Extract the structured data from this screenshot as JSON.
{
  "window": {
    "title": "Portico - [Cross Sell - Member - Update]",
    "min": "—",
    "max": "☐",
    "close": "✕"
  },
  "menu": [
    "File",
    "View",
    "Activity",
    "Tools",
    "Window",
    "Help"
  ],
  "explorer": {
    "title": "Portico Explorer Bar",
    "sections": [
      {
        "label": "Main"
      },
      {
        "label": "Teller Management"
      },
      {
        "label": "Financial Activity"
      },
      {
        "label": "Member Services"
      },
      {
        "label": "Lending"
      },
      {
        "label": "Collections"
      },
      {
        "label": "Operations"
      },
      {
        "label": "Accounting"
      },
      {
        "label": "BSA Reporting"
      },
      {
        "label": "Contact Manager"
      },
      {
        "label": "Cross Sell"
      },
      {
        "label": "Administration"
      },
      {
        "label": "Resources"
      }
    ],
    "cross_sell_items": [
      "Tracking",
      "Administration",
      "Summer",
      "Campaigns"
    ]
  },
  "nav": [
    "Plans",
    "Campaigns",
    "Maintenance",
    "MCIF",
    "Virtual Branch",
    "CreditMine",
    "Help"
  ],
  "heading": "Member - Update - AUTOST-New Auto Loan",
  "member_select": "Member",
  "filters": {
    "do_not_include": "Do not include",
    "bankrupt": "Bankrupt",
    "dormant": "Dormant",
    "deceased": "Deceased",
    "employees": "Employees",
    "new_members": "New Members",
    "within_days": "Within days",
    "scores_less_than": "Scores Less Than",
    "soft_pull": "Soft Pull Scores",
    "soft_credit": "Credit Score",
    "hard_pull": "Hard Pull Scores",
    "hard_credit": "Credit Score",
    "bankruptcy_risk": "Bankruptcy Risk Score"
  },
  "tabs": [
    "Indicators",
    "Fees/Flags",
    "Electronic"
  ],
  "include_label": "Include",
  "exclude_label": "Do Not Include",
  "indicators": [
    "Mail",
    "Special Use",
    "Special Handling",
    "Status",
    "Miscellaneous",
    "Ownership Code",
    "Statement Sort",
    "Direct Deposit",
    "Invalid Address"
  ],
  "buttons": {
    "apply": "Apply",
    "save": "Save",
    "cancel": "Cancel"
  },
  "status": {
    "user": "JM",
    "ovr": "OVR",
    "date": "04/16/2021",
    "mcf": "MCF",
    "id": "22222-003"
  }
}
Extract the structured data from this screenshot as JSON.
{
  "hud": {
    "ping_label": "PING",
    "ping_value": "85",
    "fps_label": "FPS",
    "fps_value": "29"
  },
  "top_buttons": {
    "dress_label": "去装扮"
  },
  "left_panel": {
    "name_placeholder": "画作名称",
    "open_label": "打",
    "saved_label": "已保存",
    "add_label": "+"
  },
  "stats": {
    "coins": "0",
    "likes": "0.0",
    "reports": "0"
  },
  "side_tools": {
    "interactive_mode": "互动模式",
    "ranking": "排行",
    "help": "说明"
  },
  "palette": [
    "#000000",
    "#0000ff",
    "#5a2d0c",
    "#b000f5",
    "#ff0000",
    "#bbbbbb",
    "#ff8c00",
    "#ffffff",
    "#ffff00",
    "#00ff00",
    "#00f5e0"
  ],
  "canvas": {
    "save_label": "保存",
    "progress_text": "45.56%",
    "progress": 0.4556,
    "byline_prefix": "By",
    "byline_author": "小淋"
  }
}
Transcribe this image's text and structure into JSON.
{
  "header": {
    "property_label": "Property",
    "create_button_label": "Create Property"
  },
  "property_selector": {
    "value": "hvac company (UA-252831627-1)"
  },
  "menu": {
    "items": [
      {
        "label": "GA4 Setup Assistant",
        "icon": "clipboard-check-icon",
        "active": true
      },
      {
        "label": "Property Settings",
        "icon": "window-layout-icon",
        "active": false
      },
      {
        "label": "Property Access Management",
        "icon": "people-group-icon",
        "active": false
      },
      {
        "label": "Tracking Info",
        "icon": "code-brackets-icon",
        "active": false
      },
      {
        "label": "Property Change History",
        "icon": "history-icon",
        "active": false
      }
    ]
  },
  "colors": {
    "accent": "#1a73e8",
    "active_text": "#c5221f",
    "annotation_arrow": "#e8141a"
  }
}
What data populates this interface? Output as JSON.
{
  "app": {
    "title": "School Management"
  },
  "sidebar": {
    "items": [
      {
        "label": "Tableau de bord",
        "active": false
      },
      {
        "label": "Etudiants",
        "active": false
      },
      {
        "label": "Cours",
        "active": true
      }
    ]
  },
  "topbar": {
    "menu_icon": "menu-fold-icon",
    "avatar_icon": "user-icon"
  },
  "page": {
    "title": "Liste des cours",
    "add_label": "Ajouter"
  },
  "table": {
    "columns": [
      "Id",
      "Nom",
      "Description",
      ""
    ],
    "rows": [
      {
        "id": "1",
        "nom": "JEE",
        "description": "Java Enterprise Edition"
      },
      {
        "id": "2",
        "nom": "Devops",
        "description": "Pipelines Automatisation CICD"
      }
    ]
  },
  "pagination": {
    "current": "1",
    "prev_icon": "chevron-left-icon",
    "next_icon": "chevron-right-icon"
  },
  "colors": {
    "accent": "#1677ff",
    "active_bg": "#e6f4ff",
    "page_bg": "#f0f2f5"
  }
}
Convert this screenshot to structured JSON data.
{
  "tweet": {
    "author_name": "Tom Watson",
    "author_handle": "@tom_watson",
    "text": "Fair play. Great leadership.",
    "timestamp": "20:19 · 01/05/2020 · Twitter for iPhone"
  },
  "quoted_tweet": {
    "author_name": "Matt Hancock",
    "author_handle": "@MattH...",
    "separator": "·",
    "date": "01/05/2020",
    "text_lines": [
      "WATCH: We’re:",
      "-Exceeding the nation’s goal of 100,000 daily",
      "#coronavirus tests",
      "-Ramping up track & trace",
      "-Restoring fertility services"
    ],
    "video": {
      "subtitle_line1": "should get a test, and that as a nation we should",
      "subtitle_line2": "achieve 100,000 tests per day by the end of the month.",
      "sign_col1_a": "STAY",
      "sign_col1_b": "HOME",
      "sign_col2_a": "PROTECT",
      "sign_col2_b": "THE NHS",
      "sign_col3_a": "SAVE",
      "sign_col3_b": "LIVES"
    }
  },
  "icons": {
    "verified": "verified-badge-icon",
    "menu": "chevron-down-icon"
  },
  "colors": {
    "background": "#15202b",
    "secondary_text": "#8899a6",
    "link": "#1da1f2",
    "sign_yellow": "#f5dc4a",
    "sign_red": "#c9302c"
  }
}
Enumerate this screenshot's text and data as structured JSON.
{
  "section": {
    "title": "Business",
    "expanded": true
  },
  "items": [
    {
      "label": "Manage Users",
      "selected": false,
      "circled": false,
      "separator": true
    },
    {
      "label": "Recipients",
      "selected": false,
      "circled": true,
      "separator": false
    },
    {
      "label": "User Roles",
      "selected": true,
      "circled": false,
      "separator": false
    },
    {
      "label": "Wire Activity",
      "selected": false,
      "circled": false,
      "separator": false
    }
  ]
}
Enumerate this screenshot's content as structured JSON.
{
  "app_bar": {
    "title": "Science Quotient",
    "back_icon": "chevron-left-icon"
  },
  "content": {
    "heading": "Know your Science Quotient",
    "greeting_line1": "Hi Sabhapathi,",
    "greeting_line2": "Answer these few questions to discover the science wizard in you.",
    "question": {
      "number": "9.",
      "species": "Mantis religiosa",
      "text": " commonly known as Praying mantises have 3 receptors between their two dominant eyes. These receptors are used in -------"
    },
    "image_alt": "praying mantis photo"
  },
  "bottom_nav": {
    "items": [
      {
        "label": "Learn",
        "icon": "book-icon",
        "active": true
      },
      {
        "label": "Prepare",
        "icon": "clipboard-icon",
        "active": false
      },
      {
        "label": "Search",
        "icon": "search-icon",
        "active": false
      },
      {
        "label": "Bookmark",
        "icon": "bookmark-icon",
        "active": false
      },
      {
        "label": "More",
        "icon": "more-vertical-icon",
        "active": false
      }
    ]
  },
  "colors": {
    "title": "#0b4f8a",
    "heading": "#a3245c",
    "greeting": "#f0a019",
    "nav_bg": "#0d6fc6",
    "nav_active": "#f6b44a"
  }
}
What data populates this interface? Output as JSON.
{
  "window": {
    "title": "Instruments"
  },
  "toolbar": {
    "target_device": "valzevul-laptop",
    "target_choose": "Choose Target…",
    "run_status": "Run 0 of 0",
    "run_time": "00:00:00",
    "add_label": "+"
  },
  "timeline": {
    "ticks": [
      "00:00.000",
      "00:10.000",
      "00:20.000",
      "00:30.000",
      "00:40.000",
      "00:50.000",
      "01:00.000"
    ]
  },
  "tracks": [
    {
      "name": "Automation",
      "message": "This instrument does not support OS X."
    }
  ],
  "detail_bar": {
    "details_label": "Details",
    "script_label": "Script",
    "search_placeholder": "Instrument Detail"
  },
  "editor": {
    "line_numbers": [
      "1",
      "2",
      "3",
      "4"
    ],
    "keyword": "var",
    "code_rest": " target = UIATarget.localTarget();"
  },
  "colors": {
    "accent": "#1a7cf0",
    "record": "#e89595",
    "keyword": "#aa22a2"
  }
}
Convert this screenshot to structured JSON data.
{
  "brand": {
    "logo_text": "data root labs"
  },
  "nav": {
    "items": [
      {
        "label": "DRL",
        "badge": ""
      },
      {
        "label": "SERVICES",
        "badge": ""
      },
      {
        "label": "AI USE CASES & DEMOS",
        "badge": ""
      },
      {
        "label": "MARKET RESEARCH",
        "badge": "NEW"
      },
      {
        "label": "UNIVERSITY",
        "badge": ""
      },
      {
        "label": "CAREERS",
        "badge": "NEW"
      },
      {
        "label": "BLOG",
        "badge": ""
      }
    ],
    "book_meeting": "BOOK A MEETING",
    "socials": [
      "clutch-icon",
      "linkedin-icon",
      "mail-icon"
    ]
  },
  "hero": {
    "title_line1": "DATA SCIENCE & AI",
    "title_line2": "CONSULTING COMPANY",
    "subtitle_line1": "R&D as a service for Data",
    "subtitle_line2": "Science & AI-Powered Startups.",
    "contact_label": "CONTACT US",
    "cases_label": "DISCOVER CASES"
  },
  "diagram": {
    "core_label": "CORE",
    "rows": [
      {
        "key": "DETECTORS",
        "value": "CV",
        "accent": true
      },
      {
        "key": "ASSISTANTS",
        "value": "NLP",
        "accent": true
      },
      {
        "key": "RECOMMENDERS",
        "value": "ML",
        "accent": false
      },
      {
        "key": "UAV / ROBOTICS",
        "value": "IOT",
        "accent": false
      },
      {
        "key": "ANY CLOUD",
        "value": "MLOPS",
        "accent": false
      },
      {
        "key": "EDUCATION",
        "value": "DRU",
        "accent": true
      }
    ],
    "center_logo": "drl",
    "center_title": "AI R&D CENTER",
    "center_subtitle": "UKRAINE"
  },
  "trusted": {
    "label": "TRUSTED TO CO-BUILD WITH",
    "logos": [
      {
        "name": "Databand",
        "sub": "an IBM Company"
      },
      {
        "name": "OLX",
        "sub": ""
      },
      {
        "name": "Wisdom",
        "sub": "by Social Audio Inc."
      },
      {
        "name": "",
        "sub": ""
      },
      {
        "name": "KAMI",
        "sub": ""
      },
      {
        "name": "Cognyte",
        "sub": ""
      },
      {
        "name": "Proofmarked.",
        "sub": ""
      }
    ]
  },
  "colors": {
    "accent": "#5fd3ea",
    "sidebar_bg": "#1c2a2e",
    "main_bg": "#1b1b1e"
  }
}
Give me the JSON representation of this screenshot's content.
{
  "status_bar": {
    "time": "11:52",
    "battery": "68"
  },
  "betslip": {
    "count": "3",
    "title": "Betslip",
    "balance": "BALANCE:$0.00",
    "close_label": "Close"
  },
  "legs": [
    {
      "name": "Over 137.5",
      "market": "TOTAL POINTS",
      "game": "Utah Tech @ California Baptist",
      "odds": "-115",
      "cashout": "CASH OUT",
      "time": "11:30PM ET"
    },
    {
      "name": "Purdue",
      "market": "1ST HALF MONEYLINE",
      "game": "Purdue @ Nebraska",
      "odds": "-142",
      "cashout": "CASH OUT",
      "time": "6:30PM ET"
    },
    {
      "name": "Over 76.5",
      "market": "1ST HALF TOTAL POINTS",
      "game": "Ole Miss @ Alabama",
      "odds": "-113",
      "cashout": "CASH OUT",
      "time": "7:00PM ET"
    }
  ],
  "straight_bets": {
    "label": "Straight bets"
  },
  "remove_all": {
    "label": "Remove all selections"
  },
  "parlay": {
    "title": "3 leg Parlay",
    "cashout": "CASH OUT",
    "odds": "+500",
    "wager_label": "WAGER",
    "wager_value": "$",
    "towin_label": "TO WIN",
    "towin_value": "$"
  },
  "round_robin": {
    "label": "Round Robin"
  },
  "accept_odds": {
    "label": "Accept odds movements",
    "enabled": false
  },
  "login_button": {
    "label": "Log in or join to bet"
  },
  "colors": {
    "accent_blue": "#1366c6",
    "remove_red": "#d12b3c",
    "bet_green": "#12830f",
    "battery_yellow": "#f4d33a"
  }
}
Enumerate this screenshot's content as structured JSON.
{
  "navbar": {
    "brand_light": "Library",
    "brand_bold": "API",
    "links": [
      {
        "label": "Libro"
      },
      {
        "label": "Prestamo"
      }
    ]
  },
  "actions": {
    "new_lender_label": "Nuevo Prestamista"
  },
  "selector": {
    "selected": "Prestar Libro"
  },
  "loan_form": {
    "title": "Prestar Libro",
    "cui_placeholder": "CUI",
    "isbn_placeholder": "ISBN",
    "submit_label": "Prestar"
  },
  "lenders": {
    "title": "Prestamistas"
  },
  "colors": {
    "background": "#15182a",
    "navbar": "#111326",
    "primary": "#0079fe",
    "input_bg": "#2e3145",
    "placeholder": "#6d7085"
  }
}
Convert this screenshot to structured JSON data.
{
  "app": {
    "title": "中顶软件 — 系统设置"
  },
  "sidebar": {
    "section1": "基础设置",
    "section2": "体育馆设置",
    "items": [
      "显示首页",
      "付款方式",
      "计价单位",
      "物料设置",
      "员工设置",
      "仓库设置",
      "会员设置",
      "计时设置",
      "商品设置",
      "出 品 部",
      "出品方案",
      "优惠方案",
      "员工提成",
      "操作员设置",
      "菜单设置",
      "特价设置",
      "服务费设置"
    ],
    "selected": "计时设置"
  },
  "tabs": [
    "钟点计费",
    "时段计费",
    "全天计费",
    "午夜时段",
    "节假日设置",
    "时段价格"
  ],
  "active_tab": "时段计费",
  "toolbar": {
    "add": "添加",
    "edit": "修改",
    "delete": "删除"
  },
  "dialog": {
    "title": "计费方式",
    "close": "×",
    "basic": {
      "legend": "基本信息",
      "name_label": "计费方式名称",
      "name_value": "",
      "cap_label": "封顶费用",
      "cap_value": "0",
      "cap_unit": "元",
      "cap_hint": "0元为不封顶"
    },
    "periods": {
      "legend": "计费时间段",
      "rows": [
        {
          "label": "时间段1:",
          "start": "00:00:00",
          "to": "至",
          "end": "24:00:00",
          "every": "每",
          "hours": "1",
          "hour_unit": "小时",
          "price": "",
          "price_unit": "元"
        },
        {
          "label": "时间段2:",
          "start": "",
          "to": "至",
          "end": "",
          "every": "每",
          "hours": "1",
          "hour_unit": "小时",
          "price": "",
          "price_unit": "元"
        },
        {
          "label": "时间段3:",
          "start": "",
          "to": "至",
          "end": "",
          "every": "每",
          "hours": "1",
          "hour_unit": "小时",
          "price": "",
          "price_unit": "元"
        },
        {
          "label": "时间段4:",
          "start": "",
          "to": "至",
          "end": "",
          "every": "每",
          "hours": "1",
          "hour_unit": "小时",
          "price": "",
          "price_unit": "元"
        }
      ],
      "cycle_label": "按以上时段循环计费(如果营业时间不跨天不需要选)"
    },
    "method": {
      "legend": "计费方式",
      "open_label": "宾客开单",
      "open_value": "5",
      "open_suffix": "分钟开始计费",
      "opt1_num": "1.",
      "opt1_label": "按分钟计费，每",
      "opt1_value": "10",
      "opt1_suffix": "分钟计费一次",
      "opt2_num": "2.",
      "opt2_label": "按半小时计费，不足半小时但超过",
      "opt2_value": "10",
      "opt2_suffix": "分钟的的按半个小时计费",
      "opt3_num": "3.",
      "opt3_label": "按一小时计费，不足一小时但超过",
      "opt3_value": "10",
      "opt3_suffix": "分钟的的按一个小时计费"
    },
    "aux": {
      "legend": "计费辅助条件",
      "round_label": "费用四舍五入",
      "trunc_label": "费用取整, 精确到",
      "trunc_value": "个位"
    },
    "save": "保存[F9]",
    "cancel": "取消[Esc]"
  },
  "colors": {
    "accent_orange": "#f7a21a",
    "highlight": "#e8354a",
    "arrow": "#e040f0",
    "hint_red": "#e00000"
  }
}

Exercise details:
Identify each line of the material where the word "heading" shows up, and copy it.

Solved problem:
  "heading": "Member - Update - AUTOST-New Auto Loan",
    "heading": "Know your Science Quotient",
    "heading": "#a3245c",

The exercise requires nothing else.